It’s all go for January after the R&A and USGA published their finalised Rules of Golf. So what’s coming in? Steve Carroll outlines the changes.
How Seve Ballesteros opened the door for Europe at the Masters
The year was 1980 and this would be the 44th Masters, an invitational tournament which gave the Americans the chance to show off their skills and, all being well for the folks watching on TV, win on home soil.
On all bar two occasions this had been the case. Only Gary Player had broken the deadlock, in 1961 and 1978.
Only four Europeans were in the field – and one of those was an amateur, Peter McEvoy. Mark James was playing in his first and only Masters, while Sandy Lyle was making his debut. Finally, our own reigning Open champion was Seve Ballesteros.
This would be the Spaniard’s fourth appearance in Georgia. His uncle Ramon Sota had finished sixth in 1965, which at the time was the best performance by any European. Hence Seve’s early love affair with Augusta National.
Ballesteros teed off late on the first day with the wind getting up, but nothing could derail the free-flowing Spaniard. He missed just one fairway and picked up seven birdies for a 66 that gave him a share of the lead.
Come Friday the swing had become a little bit lost though the trademark recovery skills were as impressive as they were in winning the Open at Lytham the previous year. The more off line he went, the less of a problem it became.
Come the Sunday morning, the only excitement appeared to be whether Ballesteros could shoot 67 and earn a $50,000 bonus from Golf magazine for breaking Jack Nicklaus and Ray Floyd’s record of 17 under.
By the turn he had amassed a 10-shot lead but then he did take unprompted risks. A three-putt bogey at 10 barely raised an eyebrow, likewise a birdie at 11 by his playing partner Jack Newton. Birdies at 13 and 15 and he would still tie the record.
But the Masters is rarely about just tiptoeing your way round the back nine.
Ballesteros found Rae’s Creek at the short 12, a hole which had seen Tom Weiskopf chip and putt for a 13 on Thursday before leaving another two balls in there for a seven on the Friday.

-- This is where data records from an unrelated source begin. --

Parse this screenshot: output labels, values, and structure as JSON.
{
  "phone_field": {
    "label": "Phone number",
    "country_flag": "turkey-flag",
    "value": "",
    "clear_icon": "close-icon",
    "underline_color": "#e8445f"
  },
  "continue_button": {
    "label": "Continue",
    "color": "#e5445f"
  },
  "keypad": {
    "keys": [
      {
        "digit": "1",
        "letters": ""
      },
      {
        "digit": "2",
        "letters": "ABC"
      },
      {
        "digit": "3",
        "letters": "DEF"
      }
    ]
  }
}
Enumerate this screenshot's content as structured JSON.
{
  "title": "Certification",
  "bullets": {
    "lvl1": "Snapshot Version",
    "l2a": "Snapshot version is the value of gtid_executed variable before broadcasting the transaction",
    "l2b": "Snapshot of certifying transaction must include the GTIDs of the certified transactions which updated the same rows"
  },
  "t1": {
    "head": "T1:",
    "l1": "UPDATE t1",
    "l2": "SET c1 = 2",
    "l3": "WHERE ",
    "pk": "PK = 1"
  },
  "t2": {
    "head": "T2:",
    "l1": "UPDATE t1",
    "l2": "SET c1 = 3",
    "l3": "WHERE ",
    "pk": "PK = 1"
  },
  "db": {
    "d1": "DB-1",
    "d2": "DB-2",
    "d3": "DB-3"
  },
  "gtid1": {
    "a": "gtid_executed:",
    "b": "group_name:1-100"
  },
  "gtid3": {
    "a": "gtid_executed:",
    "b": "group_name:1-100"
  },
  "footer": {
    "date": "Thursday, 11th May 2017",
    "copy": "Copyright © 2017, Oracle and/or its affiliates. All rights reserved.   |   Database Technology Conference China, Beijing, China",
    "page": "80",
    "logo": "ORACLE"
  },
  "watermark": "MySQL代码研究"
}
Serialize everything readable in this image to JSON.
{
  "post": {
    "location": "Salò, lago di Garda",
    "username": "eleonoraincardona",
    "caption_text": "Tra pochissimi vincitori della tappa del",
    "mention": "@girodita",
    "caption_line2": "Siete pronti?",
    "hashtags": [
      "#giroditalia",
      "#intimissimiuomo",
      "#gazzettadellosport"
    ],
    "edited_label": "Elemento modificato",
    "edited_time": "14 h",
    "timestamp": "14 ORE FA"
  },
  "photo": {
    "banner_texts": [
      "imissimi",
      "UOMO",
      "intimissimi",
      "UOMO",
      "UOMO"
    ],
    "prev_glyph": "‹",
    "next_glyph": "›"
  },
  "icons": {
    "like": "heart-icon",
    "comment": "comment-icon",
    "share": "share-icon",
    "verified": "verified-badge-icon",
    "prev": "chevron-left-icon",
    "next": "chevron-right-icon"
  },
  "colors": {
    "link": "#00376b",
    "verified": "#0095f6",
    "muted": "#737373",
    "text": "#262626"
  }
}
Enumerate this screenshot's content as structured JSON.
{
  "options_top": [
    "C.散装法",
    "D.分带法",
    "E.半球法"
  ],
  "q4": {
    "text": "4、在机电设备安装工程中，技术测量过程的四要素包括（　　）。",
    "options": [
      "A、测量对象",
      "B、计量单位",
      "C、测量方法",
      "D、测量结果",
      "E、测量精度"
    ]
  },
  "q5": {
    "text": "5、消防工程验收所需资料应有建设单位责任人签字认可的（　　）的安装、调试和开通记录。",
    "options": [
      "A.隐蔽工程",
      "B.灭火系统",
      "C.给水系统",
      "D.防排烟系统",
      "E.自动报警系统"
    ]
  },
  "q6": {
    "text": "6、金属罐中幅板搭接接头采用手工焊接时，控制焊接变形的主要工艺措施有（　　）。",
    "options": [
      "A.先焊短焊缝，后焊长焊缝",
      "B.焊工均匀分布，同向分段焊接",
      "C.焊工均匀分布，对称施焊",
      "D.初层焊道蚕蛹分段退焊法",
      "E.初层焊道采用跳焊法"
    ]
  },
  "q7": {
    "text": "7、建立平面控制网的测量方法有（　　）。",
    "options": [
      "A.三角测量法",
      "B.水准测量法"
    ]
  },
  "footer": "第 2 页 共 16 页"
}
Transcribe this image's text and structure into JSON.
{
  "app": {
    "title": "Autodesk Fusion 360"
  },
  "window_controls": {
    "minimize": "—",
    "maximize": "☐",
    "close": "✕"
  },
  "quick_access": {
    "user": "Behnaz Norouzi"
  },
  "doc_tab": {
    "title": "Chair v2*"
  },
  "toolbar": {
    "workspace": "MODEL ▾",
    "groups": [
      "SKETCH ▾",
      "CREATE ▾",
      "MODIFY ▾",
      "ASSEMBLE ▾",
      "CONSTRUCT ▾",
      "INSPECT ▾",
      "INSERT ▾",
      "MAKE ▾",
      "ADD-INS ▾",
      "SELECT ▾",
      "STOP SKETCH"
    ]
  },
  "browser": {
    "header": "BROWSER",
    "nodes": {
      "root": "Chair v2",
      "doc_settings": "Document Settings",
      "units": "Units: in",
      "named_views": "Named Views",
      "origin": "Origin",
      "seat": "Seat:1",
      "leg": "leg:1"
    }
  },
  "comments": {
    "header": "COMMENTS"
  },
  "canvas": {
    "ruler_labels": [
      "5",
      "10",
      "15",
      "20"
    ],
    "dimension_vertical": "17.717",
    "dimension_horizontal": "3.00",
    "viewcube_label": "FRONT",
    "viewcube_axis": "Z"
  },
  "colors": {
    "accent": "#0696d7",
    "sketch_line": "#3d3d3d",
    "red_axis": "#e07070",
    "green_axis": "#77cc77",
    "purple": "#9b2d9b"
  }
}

Newton birdied and the lead was down to five.
At 13 he had an iron left into the par 5, a shot which was caught heavy and which resulted in another visit to the famous strip of water while Newton two-putted for a birdie to be within three of the lead.
The fight saw him play his recovery from the pine needles at 14 before order was restored at the 15th, the scene of his horror 4 iron six years later, but this time the perfect strike.
Aged 23 Ballesteros became the youngest Masters champion, a record only broken by Tiger Woods in 1997.
And so began a run of European magic that will likely never be repeated – we are still waiting for a winner from this continent this century. This year 25 Europeans will contest the year’s opening Major.
Ballesteros won again in 1983 and Messrs Langer (2), Lyle, Faldo (3), Woosnam and Olazabal (2) followed suit as the showpiece of American golf repeatedly ended up in European hands.
The folks back home, spoilt by years of Arnie, Jack and Tom had to sit through telecasts explaining where Welwyn Garden City and Oswestry were. The only real surprise was that Ballesteros never added to his two Green Jackets. By 1983 he was done.
As time drifts on it’s all too easy to forget the impact Seve had on this tournament. The Masters was always his birthday week and the vast chunk of Europe’s golf fans would hope he could make it one to remember.
Throughout the 1980s he would arrive on Magnolia Lane as the favourite and very much the man to beat, something no other European has done since. While Seve remains the inspiration for all our Ryder Cup efforts it is at Augusta that he has most left his mark on his fellow Green Jacketeers.
Phil Mickelson put together a Spanish meal for his Champions Dinner in 2011 in tribute to the player that he idolised as a youngster. Sadly the man in whose honour it was devised was too unwell to attend and, a month later, no longer with us.